Sales of home security device Patlock have boomed since its appearance on BBC Two’s Dragons’ Den earlier this month, with a year-on-year increase of over 200%.
Craig Knott, founder of the French door locking gadget, was grilled by the Dragons on our screens on 5 February and – despite leaving the den without funding – he’s seen his sales go through the roof as a result.
“Sales of Patlock have more than trebled this month compared to February last year,” said Craig. “Getting the chance to beam the product directly into people’s front rooms was a once in a lifetime opportunity it’s had an enormously positive impact on the business. To see such a boost in sales directly after the show was amazing and demonstrated so clearly the customer demand for our product.”
The appearance in the Den follows Knott awarding retail distributorship of Patlock to Burnley-based outdoor living brand Bar-Be-Quick in late 2015, mere months before the filming of the show. Bar-Be-Quick’s existing channels facilitate listings in stores and online.
The Patlock (RRP £64), which has been designed and developed by Knott in the UK, assists home owners in securing their property against burglars and the method of forced entry known as lock snapping.
Lock snapping involves the breaking of the cylinder from a UPVC door, which then enables the trespasser to manipulate the lock to open it. When compromised, the cylinder renders all of the other locking points useless.
Patlock removes the risk of lock snapping by securing all shoot bolts and levers, ensuring that the doors remain in the locked position. This stops the exterior handles from being operated and removes the option to open the doors from the outside.
The device recently won the award for Best New Product at Totally DIY, a leading UK trade show for retailers and suppliers in the DIY and home improvement sector, which was held on 14 and 15 February.
Knott said: “Entering the Dragons’ Den was unlike anything I’d ever done before – and I’m not sure I’d be queueing up to do it again! The dragons give you a really good grilling which can be pretty tough going, but I tried to give back as good as I got and I think I got some respect for that.”
Although Knott ultimately left without funding – thanks to a final attack from Deborah Meaden – he is clear that the programme has been a good thing for Patlock.

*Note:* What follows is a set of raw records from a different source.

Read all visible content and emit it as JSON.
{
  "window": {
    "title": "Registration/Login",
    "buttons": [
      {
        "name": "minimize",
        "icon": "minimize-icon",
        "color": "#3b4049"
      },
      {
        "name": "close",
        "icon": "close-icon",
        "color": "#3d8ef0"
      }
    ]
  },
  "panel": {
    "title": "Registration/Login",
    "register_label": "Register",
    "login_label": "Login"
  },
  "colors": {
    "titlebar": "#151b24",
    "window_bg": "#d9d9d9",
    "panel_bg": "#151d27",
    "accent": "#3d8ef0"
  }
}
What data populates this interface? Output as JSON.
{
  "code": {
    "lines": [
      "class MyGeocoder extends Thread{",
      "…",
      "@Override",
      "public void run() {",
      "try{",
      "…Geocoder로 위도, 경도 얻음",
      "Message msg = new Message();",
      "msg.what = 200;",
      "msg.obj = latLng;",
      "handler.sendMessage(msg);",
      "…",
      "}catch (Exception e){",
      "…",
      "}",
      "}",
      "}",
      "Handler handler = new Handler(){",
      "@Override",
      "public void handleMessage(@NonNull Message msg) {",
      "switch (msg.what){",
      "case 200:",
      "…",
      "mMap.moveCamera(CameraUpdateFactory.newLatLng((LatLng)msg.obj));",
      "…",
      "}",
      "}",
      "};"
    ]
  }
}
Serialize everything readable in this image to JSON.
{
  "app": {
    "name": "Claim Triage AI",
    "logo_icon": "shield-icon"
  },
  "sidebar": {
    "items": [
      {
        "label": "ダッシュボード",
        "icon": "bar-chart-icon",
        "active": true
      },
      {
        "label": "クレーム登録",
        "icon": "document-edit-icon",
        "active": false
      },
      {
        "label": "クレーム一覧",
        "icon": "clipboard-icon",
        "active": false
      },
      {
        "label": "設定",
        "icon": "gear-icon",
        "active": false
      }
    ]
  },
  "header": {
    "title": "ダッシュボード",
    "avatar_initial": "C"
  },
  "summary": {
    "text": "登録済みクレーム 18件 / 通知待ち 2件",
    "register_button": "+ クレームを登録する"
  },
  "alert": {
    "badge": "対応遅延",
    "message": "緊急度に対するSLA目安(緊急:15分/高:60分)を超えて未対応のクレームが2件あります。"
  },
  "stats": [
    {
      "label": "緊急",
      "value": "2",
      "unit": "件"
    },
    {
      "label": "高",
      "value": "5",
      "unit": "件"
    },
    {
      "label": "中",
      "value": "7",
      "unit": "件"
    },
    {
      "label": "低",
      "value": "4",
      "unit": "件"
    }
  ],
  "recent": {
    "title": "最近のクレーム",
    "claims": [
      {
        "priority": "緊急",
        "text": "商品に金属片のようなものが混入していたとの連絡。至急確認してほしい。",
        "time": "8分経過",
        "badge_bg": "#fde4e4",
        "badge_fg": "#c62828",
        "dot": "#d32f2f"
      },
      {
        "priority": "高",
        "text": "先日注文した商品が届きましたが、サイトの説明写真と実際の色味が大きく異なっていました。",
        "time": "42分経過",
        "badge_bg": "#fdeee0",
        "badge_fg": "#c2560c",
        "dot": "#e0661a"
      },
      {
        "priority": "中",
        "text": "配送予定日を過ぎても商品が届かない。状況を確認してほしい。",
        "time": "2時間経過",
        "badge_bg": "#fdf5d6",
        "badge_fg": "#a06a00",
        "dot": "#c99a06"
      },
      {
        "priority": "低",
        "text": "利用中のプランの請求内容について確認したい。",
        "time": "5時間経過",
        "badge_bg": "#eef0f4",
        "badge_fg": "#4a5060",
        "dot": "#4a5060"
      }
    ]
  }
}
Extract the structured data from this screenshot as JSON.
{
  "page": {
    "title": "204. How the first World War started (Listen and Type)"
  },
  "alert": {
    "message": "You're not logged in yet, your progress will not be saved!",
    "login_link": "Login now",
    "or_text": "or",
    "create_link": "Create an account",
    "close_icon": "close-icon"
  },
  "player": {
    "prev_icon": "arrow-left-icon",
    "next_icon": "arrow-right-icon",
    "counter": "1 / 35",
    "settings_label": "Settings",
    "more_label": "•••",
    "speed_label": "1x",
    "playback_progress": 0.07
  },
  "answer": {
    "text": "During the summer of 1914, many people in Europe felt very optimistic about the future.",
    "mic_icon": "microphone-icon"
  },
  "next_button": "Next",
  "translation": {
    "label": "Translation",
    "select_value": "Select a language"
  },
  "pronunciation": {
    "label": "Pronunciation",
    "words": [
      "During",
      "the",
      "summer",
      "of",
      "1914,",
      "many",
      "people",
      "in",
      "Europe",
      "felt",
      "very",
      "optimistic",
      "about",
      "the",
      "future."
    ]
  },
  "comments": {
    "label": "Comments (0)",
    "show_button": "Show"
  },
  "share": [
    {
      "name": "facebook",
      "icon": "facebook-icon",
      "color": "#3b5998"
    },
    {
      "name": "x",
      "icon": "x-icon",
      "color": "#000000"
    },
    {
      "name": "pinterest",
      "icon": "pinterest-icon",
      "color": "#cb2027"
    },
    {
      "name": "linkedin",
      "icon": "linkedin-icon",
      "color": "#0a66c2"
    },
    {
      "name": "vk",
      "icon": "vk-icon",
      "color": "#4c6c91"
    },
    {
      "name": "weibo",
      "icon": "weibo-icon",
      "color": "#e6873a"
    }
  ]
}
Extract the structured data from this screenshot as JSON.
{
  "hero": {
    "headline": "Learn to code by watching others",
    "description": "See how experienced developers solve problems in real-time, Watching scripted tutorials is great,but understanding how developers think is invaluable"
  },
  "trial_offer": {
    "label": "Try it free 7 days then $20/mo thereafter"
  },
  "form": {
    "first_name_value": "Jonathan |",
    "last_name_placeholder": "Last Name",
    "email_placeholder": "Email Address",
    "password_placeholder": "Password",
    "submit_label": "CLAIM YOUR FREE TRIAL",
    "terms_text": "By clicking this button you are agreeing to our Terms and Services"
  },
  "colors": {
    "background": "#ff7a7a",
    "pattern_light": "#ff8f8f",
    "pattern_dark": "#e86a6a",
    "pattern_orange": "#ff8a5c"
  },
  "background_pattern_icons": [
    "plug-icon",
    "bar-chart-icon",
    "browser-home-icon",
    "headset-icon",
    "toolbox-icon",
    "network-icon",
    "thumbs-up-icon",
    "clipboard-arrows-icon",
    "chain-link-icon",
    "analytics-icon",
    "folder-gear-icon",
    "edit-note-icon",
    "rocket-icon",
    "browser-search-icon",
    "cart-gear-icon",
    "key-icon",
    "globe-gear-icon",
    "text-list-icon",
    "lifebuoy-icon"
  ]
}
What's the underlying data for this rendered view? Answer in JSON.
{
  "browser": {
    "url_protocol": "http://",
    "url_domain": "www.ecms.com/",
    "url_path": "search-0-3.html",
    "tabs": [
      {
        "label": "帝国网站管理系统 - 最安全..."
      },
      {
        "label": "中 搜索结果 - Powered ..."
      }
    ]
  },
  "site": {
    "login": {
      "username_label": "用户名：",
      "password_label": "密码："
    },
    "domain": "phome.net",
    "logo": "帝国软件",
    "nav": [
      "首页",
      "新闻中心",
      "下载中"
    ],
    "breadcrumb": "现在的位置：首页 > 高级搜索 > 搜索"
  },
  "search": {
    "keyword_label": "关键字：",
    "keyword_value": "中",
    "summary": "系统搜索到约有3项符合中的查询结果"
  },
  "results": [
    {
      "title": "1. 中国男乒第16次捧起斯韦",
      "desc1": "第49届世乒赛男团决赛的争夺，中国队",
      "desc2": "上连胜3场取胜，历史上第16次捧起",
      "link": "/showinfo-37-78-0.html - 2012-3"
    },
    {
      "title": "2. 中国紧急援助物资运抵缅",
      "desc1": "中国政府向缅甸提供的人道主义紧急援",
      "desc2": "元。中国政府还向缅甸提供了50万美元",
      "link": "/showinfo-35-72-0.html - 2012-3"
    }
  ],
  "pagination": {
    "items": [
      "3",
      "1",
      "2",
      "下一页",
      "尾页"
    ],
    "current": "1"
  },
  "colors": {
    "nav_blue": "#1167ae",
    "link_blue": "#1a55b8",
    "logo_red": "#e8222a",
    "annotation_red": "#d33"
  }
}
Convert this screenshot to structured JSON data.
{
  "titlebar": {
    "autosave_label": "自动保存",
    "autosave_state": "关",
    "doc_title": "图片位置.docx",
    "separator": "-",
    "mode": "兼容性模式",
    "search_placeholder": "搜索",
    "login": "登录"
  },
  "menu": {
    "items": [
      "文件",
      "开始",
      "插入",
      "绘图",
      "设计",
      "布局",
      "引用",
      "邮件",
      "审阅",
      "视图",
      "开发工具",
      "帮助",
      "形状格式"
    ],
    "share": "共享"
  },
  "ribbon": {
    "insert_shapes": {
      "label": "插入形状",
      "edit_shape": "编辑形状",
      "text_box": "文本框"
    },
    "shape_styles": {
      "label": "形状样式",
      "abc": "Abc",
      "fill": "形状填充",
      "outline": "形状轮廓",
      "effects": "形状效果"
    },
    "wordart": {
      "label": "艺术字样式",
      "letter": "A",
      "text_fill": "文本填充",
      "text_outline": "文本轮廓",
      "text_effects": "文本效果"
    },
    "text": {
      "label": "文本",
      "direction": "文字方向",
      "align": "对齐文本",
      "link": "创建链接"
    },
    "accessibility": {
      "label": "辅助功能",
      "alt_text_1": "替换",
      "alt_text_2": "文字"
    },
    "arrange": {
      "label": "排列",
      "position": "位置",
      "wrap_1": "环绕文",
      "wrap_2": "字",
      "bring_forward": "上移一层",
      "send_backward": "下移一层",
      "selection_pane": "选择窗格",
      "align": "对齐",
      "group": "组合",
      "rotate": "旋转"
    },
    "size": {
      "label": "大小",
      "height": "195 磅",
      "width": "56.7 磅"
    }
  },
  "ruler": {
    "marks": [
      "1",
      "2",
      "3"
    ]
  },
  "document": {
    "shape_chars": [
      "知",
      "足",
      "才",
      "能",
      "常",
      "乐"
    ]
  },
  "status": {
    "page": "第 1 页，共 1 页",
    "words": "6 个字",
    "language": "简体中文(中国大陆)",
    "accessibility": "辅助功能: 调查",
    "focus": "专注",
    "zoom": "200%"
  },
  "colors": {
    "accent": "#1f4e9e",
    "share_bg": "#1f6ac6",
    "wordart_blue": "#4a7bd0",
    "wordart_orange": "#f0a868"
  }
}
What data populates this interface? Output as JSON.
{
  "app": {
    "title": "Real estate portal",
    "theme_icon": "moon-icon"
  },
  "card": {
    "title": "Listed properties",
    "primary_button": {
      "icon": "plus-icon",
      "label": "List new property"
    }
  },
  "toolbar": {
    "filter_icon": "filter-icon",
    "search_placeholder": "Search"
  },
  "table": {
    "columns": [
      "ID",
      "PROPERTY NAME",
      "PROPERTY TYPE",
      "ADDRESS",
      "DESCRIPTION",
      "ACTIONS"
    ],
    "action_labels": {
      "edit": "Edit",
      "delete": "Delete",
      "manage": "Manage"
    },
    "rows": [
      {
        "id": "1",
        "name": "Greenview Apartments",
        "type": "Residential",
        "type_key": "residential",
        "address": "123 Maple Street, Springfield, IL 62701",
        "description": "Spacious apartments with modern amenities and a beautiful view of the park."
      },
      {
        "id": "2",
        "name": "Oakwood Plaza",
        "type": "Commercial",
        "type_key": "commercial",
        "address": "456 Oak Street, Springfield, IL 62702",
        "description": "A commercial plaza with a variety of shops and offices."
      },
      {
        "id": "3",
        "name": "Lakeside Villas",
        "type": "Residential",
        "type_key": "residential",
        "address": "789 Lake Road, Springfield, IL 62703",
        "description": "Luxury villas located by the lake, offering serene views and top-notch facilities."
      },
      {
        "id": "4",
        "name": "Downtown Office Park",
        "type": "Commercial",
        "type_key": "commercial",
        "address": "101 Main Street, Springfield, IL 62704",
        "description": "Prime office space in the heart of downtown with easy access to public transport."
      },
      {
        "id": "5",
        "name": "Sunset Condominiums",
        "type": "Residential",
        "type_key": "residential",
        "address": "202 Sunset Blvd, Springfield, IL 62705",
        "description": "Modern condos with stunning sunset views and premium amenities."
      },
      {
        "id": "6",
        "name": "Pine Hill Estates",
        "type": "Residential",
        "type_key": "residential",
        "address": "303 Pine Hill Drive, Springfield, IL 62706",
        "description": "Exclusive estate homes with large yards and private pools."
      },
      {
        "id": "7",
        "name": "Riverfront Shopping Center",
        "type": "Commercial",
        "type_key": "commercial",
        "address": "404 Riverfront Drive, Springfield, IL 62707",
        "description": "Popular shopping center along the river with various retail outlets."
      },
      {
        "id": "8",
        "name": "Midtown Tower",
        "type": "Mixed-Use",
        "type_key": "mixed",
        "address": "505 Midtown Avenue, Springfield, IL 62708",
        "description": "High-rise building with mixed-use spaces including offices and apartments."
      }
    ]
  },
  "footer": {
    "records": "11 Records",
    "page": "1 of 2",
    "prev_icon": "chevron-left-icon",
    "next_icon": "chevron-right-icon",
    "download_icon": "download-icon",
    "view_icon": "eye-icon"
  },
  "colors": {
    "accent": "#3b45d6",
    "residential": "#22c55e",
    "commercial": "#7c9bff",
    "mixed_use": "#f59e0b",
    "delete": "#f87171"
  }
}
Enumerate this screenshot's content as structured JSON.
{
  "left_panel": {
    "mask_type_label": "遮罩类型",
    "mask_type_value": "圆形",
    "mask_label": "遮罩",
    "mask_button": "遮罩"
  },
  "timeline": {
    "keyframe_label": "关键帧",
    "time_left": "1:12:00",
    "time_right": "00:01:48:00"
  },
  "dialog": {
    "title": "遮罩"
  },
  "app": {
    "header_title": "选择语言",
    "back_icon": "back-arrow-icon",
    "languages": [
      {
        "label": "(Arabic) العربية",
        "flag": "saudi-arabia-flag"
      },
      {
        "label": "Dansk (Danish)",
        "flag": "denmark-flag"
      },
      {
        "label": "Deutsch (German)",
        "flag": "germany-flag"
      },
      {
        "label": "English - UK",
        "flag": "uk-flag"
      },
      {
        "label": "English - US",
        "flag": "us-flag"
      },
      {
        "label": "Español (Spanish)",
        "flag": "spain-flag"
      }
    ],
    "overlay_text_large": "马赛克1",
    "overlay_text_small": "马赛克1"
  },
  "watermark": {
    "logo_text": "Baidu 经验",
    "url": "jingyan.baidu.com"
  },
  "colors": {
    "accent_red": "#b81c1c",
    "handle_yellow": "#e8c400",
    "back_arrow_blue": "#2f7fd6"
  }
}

Knott added: “Seeing such a spike in demand has given us the confidence that the customer appetite is there for variations on the product. We are now focusing on developing a newer model to offer customers a choice.”
Patlock is currently stocked in Bunnings and online with Screwfix, B&Q, Homebase and Argos.